Welcome to NeptuneNeptune is often seen as Uranus' twin planet. It is similar in size and colour, and has a similar chemical make-up. It was discovered in 1846 by Johann Gotfried Galle when scientists realised that it was difficult to predict Uranus' orbit. It became obvious that there must be something further away in space pulling on Uranus. This object turned out to be Neptune.
The giant blue planet, slightly smaller than Uranus at 49,500 kilometres wide (Uranus is 52,000 kilometres wide) takes 165 years to orbit the Sun, meaning that it never completes a complete journey around the Sun during the lifetime of anybody on Earth, and since its discovery, it has only orbited the Sun once. The completion of its first orbit was as recent as July 2011. It may surprise you to know that Earth, is the next biggest planet in the Solar System, but it could fit into Neptune 60 times!
Voyager 2, a space craft designed to visit the four Gas Giants (Jupiter, Saturn, Uranus and Neptune) arrived at Uranus in 1986, and revealed a bland, boring world. Scientists half-expected Neptune to be similar. However, pictures from Voyager, when it arrived at Neptune on 24th August 1989, (12 years after the Voyager probes were launched) showed Neptune to be a deep blue-coloured planet with white, whispy clouds in its atmosphere, the strongest winds in the Solar System, and a dark spot, similar to Jupiter's Great Red Spot, which was the size of Earth. Incomplete rings, looking like arcs, orbited the planet, suggesting that they haven't had time to completely form yet, and one of Neptune's moons (Triton) showed that, with its eruptions of nitrogen gas, even at the furthest reaches of the Solar System, geological activity still takes place.
Neptune, like Jupiter, Saturn and Uranus, has a thick gassy atmosphere full of mainly hydrogen and helium. Below this are huge amounts of frozen material, possibly water and liquid ammonia. The planet also contains Methane which gives the planet a blue colour, like Uranus. Winds on Neptune can blow at speeds up to 2,000 kilometres an hour!
Surrounding Neptune are thirteen known moons. These moons are all very small, apart from Triton, an active moon. Between the years 1930 and 2006, Neptune was the eighth of nine planets in the Solar System.

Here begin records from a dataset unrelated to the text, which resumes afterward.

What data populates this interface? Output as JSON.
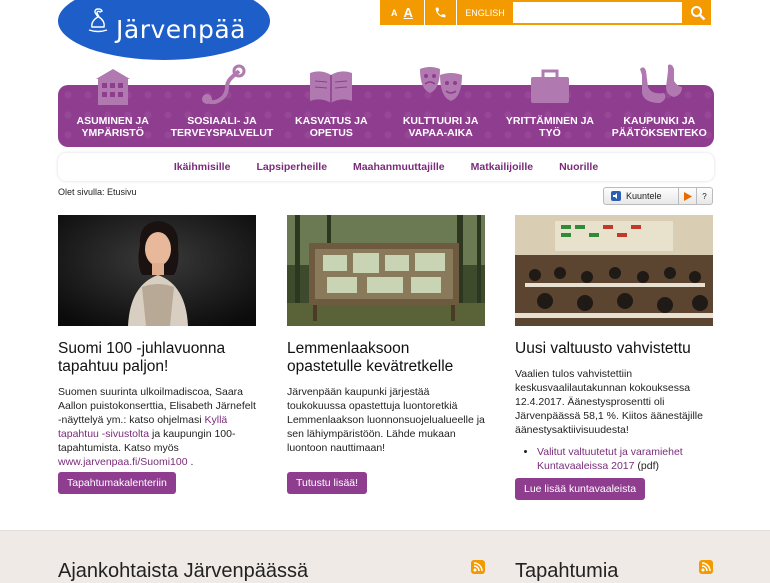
{
  "logo": {
    "text": "Järvenpää"
  },
  "topbar": {
    "font_small": "A",
    "font_large": "A",
    "lang": "ENGLISH",
    "search_placeholder": ""
  },
  "main_nav": [
    {
      "line1": "Asuminen ja",
      "line2": "ympäristö",
      "icon": "house-icon"
    },
    {
      "line1": "Sosiaali- ja",
      "line2": "terveyspalvelut",
      "icon": "stethoscope-icon"
    },
    {
      "line1": "Kasvatus ja",
      "line2": "opetus",
      "icon": "book-icon"
    },
    {
      "line1": "Kulttuuri ja",
      "line2": "vapaa-aika",
      "icon": "theater-masks-icon"
    },
    {
      "line1": "Yrittäminen ja",
      "line2": "työ",
      "icon": "briefcase-icon"
    },
    {
      "line1": "Kaupunki ja",
      "line2": "päätöksenteko",
      "icon": "swans-icon"
    }
  ],
  "sub_nav": [
    "Ikäihmisille",
    "Lapsiperheille",
    "Maahanmuuttajille",
    "Matkailijoille",
    "Nuorille"
  ],
  "breadcrumb": "Olet sivulla: Etusivu",
  "readspeaker": {
    "label": "Kuuntele",
    "help": "?"
  },
  "columns": [
    {
      "title": "Suomi 100 -juhlavuonna tapahtuu paljon!",
      "text_before": "Suomen suurinta ulkoilmadiscoa, Saara Aallon puistokonserttia, Elisabeth Järnefelt -näyttelyä ym.: katso ohjelmasi ",
      "link1": "Kyllä tapahtuu -sivustolta",
      "text_mid": " ja kaupungin 100-tapahtumista. Katso myös ",
      "link2": "www.jarvenpaa.fi/Suomi100",
      "text_after": " .",
      "button": "Tapahtumakalenteriin"
    },
    {
      "title": "Lemmenlaaksoon opastetulle kevätretkelle",
      "text": "Järvenpään kaupunki järjestää toukokuussa opastettuja luontoretkiä Lemmenlaakson luonnonsuojelualueelle ja sen lähiympäristöön. Lähde mukaan luontoon nauttimaan!",
      "button": "Tutustu lisää!"
    },
    {
      "title": "Uusi valtuusto vahvistettu",
      "text": "Vaalien tulos vahvistettiin keskusvaalilautakunnan kokouksessa 12.4.2017. Äänestysprosentti oli Järvenpäässä 58,1 %. Kiitos äänestäjille äänestysaktiivisuudesta!",
      "list_link": "Valitut valtuutetut ja varamiehet Kuntavaaleissa 2017",
      "list_suffix": " (pdf)",
      "button": "Lue lisää kuntavaaleista"
    }
  ],
  "bottom": {
    "left_heading": "Ajankohtaista Järvenpäässä",
    "right_heading": "Tapahtumia"
  },
  "colors": {
    "purple": "#8f3d8f",
    "orange": "#f29a00",
    "blue": "#1d5ec8",
    "link": "#7a2c7a"
  }
}
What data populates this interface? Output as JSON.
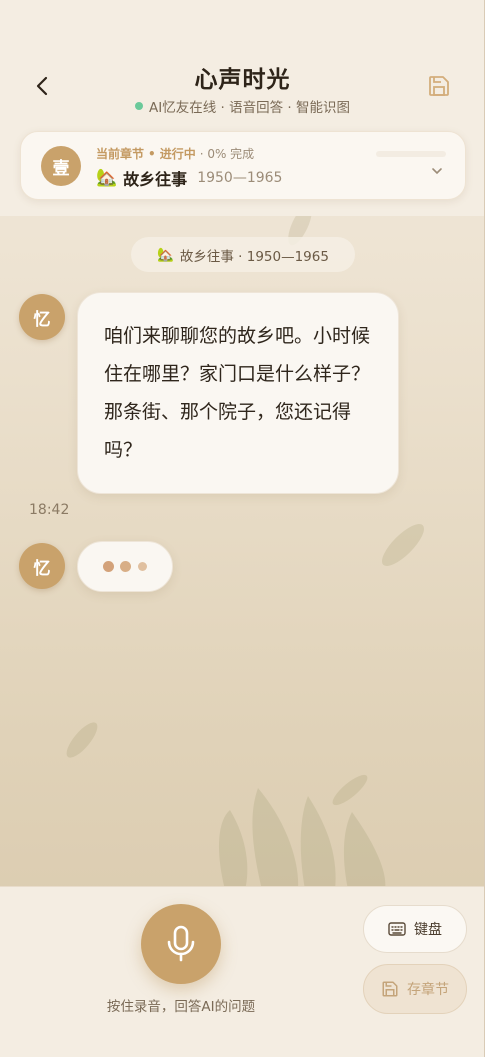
{
  "header": {
    "title": "心声时光",
    "status": "AI忆友在线 · 语音回答 · 智能识图"
  },
  "chapter": {
    "badge": "壹",
    "label": "当前章节",
    "separator": "•",
    "status": "进行中",
    "progress_text": "· 0% 完成",
    "progress": 0,
    "emoji": "🏡",
    "name": "故乡往事",
    "years": "1950—1965"
  },
  "chat": {
    "date_pill": {
      "emoji": "🏡",
      "text": "故乡往事 · 1950—1965"
    },
    "messages": [
      {
        "avatar": "忆",
        "text": "咱们来聊聊您的故乡吧。小时候住在哪里？家门口是什么样子？那条街、那个院子，您还记得吗？",
        "time": "18:42"
      }
    ],
    "typing": {
      "avatar": "忆"
    }
  },
  "bottom": {
    "hint": "按住录音，回答AI的问题",
    "keyboard_label": "键盘",
    "save_chapter_label": "存章节"
  },
  "colors": {
    "accent": "#c9a26b",
    "online": "#6bc99a",
    "text_dark": "#2e2419",
    "text_muted": "#7a6a56"
  }
}
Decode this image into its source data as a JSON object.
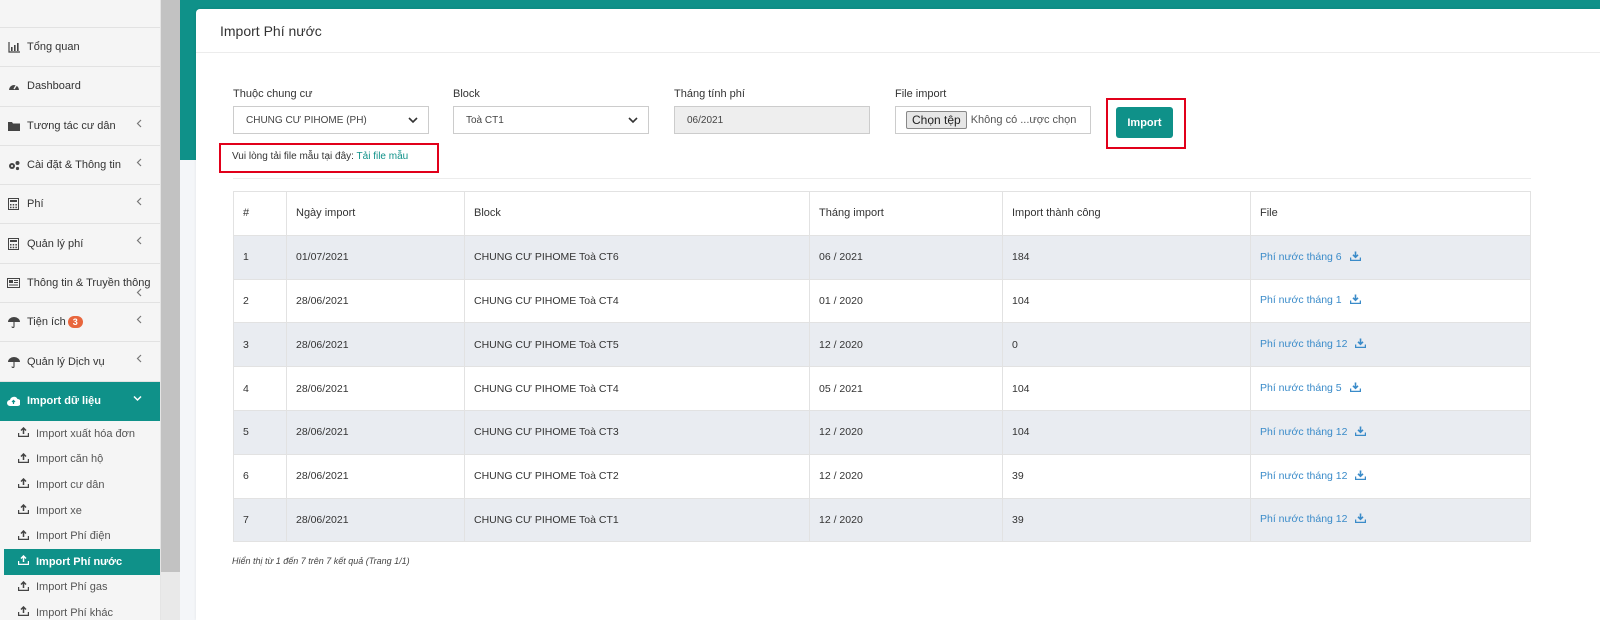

During this time, Pluto was the ninth planet and most distant. In 2006, astronomers decided to classify Pluto as a Dwarf Planet and Neptune regained its status as the Solar System's most distant planet, and therefore the last of the planets. Even while Pluto was a regarded as a planet, there were times when it came closer to the Sun than Neptune and temporarily made Neptune the most distant.